Keyhole diffusion tensor imaging (keyhole DTI) was previously proposed in cardiac imaging to reconstruct DTI maps from the reduced phase-encoding images. To evaluate the feasibility of keyhole DTI in brain imaging, keyhole and zero-padding DTI algorithms were employed on in vivo mouse brain. The reduced phase-encoding portion, also termed as the sharing rate, was varied from 50% to 90% of the full k-space. Our data showed that zero-padding DTI resulted in decreased fractional anisotropy (FA) and decreased mean apparent diffusion coefficient (mean ADC) in white matter (WM) regions. Keyhole DTI showed a better edge preservation on mean ADC maps but not on FA maps as compared to the zero-padding DTI. When increasing the sharing rate in keyhole approach, an underestimation of FA and an over- or underestimation of mean ADC were measured in WM depending on the selected reference image. The inconsistency of keyhole DTI may add a challenge for the wide use of this modality. However, with a carefully selected directive diffusion-weighted image to serve as the reference image in the keyhole approach, this study demonstrated that one may obtain DTI indices of reduced-encoding images with high consistency to those derived with full k-space DTI.
|Number of pages||7|
|Journal||Magnetic Resonance Imaging|
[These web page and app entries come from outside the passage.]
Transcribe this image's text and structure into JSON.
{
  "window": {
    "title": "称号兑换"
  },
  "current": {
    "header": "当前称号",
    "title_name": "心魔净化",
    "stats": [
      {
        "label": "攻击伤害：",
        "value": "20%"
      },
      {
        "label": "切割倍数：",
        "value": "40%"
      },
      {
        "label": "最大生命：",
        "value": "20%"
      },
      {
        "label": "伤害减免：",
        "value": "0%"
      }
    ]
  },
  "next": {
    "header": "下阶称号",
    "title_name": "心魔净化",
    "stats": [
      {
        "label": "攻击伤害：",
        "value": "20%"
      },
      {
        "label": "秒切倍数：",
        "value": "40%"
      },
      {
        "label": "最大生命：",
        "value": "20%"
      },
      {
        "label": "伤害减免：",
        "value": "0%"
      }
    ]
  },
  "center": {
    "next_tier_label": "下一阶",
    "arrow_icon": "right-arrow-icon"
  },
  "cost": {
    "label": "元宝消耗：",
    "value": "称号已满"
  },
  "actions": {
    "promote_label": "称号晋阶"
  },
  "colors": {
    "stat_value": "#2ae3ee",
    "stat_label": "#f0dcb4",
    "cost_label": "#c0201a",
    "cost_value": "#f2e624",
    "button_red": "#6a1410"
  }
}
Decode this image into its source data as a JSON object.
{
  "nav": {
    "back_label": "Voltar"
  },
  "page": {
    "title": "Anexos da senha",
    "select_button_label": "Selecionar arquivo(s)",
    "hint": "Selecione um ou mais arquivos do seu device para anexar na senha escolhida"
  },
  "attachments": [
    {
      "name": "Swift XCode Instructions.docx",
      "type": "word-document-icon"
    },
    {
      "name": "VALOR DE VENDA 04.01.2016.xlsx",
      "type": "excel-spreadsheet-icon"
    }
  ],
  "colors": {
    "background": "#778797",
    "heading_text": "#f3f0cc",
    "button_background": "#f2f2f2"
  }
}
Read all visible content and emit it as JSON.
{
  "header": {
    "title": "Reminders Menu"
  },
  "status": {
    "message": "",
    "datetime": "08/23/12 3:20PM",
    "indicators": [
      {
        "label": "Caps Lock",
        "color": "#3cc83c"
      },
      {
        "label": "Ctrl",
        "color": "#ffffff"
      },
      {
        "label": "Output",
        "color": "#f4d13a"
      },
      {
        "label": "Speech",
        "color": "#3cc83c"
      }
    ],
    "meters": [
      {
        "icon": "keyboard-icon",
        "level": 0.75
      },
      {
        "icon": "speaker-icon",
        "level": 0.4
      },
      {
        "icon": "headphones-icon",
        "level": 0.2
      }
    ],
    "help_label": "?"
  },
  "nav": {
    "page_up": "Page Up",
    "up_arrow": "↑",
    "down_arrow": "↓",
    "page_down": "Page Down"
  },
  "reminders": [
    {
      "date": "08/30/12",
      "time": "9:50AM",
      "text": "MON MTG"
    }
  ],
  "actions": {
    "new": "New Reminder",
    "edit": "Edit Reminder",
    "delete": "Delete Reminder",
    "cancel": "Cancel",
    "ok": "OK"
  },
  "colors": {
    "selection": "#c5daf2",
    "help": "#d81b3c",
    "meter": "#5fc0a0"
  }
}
|State||Published - Dec 2010|
- Diffusion tensor imaging
- Magnetic resonance keyhole imaging
- Reduced encoding